Claire Haughey MSP, Minister for Mental Health, Scottish Government
This Thursday we are holding a roundtable meeting in the Scottish Parliament (1 – 2.30pm) with new Minister for Mental Health, Claire Haughey, hosted by Daniel Johnson MSP.
We will be asking for improvements to health services for both children and adults with ADHD in Scotland.
Looking forward to welcoming Saskia Eng as one of our speakers – ADHD has not held her back!
The event is invitation only, but there are a handful of spaces left. If anyone would like to come and be in the audience, please send us a message TODAY (4th Sept) and tell us why you would like to be there.
The Scottish ADHD Coalition is working with the Central Scotland Adult ADHD Groups to re-run ADD Impact, a six week course for adults with ADHD which was originally developed in Edinburgh by the Addressing the Balance charity.
With a grant from Shire Pharma, the course is being revised and updated and will be delivered over the next year in at least four locations.
The first of these will be Glasgow, and booking is now open at
Any adult with a confirmed diagnosis of ADHD, or who has been referred to a psychiatrist for assessment, is welcome to register to attend.
Watch this space for details of further venues and dates for subsequent courses.
Are you a young person (preferably male) aged 16 – 25 who has used child and adolescent mental health services? Have you got a point of view to put across?
The Royal College of Psychiatrists of Scotland is holding a young people’s debate at their conference in Edinburgh on the afternoon of 20th September and looking for one more participant. Debating coaching / training will be provided (probably in Glasgow, but with travel expenses provided) and you don’t need to be an experienced debater – just enthusiastic and interested in talking about how CAMHS services work.

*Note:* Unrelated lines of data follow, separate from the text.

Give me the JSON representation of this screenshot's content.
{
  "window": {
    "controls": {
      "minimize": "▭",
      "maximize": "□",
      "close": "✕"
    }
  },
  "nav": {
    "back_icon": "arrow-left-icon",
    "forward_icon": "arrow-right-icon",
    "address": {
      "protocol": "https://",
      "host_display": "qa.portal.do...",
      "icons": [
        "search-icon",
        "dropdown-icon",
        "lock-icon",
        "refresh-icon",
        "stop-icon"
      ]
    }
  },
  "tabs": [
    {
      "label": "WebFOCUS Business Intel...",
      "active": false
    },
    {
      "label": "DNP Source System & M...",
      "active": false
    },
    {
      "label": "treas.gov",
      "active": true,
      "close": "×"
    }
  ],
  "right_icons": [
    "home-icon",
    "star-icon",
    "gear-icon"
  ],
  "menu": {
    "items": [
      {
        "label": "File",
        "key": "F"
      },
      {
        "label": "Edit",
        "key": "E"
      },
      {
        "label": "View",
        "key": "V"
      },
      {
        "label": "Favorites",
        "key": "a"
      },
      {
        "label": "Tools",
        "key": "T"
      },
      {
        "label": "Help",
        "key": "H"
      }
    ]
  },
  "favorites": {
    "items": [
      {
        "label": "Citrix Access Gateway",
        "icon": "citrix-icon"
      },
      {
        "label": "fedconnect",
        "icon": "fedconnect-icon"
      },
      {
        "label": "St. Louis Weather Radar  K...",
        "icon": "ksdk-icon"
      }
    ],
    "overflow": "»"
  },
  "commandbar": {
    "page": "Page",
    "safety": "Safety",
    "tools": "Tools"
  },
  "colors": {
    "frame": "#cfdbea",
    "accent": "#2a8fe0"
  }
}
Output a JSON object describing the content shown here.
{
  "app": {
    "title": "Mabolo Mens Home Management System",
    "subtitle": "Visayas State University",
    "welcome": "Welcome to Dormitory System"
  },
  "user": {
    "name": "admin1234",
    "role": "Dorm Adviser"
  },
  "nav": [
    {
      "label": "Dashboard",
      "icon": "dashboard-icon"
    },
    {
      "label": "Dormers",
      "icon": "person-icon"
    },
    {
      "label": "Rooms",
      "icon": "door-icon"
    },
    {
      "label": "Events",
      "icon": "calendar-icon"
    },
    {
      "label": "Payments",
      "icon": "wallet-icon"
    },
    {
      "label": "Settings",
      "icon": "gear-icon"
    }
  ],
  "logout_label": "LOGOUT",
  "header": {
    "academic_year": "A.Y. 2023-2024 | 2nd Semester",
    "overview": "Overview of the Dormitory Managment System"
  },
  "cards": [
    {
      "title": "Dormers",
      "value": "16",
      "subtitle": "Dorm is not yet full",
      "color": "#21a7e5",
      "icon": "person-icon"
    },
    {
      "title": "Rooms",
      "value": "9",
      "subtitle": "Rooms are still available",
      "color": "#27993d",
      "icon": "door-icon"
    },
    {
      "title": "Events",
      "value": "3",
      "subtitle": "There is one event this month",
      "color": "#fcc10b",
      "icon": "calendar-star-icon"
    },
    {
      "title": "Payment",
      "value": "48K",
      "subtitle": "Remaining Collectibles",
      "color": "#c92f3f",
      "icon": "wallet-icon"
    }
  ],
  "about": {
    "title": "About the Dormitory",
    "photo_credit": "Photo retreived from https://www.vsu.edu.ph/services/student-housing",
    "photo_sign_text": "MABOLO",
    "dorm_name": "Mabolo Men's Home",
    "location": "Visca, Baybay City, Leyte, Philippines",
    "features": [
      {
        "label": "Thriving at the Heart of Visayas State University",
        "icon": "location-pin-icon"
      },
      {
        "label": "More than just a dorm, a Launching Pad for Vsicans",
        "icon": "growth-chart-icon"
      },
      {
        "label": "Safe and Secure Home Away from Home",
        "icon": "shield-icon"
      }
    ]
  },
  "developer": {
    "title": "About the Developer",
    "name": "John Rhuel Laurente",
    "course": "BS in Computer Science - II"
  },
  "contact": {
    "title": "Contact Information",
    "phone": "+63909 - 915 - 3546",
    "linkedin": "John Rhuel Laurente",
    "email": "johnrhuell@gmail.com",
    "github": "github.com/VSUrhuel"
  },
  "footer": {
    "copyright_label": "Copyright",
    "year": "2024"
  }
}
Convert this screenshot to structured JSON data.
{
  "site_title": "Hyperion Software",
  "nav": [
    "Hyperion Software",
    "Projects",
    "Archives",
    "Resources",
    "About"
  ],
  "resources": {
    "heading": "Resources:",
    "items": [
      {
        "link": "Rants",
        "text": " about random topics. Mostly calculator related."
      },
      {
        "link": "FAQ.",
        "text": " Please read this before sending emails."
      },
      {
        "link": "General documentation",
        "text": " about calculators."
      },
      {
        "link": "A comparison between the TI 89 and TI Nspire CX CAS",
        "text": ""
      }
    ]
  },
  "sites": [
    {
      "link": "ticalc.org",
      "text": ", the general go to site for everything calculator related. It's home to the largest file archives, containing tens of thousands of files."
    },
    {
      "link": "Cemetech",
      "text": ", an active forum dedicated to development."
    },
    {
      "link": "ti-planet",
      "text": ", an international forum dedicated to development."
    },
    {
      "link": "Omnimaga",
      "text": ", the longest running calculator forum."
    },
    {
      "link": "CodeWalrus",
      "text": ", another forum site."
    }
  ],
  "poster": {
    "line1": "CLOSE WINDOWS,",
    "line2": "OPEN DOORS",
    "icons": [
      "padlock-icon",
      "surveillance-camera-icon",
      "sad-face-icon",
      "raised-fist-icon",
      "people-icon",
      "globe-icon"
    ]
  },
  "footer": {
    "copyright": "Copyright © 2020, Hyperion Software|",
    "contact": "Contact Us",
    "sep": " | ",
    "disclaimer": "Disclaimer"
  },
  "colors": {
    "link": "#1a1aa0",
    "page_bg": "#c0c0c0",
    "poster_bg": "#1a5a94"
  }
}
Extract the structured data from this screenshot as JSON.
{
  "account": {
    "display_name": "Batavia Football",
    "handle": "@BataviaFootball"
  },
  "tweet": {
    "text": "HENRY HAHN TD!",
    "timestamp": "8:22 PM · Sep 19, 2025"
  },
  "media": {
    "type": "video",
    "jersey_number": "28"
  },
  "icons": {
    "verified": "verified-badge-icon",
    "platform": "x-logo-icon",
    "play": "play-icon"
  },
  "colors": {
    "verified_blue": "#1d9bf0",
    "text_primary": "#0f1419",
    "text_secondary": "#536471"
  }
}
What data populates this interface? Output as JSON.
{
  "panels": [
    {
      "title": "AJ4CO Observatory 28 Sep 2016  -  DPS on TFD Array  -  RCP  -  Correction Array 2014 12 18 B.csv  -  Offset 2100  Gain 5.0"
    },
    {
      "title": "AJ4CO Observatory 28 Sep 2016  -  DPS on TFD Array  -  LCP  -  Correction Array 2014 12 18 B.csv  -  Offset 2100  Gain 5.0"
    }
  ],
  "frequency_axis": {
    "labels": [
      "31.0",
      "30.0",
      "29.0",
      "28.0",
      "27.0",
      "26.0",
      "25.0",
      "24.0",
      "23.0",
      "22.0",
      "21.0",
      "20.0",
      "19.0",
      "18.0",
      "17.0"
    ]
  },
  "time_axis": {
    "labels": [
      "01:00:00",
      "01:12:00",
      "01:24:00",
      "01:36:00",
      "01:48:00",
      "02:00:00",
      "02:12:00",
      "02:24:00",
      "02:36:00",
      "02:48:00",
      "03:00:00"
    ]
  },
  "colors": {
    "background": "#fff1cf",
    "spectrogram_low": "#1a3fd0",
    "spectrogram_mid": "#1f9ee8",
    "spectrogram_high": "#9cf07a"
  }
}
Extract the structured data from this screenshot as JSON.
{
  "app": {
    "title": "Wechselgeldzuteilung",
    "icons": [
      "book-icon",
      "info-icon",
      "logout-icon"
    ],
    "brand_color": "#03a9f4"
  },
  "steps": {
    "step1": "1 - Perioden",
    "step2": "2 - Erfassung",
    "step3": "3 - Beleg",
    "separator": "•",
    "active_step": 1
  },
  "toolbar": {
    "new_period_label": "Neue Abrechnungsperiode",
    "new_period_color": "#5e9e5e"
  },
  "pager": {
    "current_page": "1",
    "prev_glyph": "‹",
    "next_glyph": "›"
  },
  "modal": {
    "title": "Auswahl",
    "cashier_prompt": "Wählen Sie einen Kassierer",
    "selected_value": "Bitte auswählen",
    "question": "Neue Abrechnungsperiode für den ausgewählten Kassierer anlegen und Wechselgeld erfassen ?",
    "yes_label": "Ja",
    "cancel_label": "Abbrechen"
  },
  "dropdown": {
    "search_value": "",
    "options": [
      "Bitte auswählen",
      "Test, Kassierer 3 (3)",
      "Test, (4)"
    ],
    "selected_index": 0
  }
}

If you are interested in taking part, please email firstname.lastname@example.org.
New data obtained by the BBC shows a concerning rise in antidepressant prescribing for children in Scotland. In this comment we highlight that undiagnosed ADHD and ASD can be one thing which gives rise to mental health problems in young people.
As well as treatment for anxiety and depression, much could be achieved if young people were able to engage more with the Outdoors, the arts, exercise and purpose – and if parents were better supported. All things we plan to work on in the future.
ADHD is recognised by NICE, the World Health Organisation, the Scottish Intercollegiate Guidelines Network, the Royal College of Psychiatrists and the Scottish Government, and indeed improving services for ADHD was the subject of three recent parliamentary debates in Westminster and Holyrood.
Although symptoms must have been present before the age of 12 for a diagnosis, there is inevitably a huge number of adults with it who were not diagnosed in childhood when the condition was less well understood than it is now.
It is thought that around 2.5 – 4% of the adult population would benefit from treatment for ADHD(1), but NHS Scotland data shows that less than 1 in 1000 adults (0.1%) in Scotland were taking medication for ADHD in 2017.
There is undoubtedly a shortfall of adult psychiatrists with the time and expertise to manage demand, but turning people away at the door is not the answer.
We are on the case. Watch this space for updates.
Faraone SV, Biederman J. What is the prevalence of adult ADHD? Results of a population screen of 966 adults. Journal of attention disorders. 2005;9(2):384-91.
The Salvesen Mindroom Centre Research Centre team at the University of Edinburgh would like to say thank you to everyone from the Glasgow ADHD groups that volunteered to help us pilot our new study looking at learning in children with ADHD. Now this pilot study has been completed we are starting the official recruitment stage of the project.
This study is looking at the relationship between how children with ADHD remember things and pay attention and how they do in maths and literacy including reading, spelling and writing. There is a suggestion in research that memory and attention may be linked to how children with ADHD learn these subjects. We are looking to improve our understanding of this and to tackle the difficulties many of these children face in their learning.
In this next phase of the project we are looking to recruit around 120 children aged 6-12 years referred to Child and Adolescent Mental Health Services (CAMHS), focusing on the North CAMHS team in Edinburgh. We also hope to extend this study to other CAMHS teams in the very near future.
We had an exciting day today at Castle Douglas Town Hall, hosted by the Dumfries and Galloway Parents Inclusion Network, meeting up with parents of children with ADHD and staff from Dumfries and Galloway CAMHS – to talk about creating a new support group for families affected by ADHD in Dumfries and Galloway. A closed Facebook group has been created for parents in the area who would like to get involved in the new group, and you can join it at https://www.facebook.com/groups/440657899692661
The Coalition will continue to support the new group as they get going with workshop resources and other information about ADHD.
Today’s debate in the Scottish parliament was opened by Daniel Johnson MSP with an inspiring speech describing the strengths which having ADHD give him as a politician, and his anger at the misinformation about ADHD which still circulates. This was the first debate about ADHD in the Parliament and is a testament to the campaigning of many organisations, including the Scottish ADHD Coalition, over the past year.
We are looking forward to a roundtable with Health Minister Maureen Watt early in the next session.